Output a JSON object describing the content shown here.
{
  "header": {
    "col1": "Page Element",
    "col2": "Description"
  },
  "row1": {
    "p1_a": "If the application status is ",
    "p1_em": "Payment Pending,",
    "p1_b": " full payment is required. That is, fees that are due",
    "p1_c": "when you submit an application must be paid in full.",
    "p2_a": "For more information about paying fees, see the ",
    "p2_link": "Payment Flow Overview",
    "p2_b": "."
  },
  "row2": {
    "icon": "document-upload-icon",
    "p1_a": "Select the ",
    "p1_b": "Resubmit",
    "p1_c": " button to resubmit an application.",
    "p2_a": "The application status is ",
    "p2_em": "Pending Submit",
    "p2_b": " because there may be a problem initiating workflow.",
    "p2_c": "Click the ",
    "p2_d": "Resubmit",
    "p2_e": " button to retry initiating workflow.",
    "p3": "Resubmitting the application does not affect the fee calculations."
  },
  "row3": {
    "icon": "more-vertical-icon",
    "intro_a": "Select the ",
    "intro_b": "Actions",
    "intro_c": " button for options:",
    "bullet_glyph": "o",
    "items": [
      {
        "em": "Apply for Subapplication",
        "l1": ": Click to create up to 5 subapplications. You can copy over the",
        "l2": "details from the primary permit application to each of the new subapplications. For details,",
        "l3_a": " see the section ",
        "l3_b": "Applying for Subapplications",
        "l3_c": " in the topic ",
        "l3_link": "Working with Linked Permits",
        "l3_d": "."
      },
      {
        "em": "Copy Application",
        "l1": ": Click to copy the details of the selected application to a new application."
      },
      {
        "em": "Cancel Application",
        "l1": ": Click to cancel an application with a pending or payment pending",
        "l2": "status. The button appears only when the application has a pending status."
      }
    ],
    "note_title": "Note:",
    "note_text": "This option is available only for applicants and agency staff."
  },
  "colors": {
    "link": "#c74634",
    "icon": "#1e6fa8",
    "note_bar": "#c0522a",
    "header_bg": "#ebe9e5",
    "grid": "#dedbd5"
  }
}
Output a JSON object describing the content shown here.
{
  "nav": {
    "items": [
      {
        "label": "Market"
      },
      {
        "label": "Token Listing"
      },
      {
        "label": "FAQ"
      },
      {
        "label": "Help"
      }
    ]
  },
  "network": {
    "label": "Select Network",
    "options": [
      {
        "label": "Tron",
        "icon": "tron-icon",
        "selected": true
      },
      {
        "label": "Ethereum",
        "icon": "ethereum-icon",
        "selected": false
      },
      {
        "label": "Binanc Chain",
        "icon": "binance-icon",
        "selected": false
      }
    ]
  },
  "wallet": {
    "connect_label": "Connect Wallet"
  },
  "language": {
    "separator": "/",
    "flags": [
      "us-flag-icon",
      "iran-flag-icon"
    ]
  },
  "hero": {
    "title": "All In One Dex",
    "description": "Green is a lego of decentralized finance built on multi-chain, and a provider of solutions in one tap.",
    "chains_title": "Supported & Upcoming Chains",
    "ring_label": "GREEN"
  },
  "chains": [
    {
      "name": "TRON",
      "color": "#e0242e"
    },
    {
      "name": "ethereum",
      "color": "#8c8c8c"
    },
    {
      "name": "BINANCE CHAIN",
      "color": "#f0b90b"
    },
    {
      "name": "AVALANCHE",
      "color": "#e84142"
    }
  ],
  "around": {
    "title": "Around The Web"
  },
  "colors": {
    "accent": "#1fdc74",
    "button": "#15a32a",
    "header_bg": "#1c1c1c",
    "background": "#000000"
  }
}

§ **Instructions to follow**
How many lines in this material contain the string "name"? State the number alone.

§ **Answer space**
4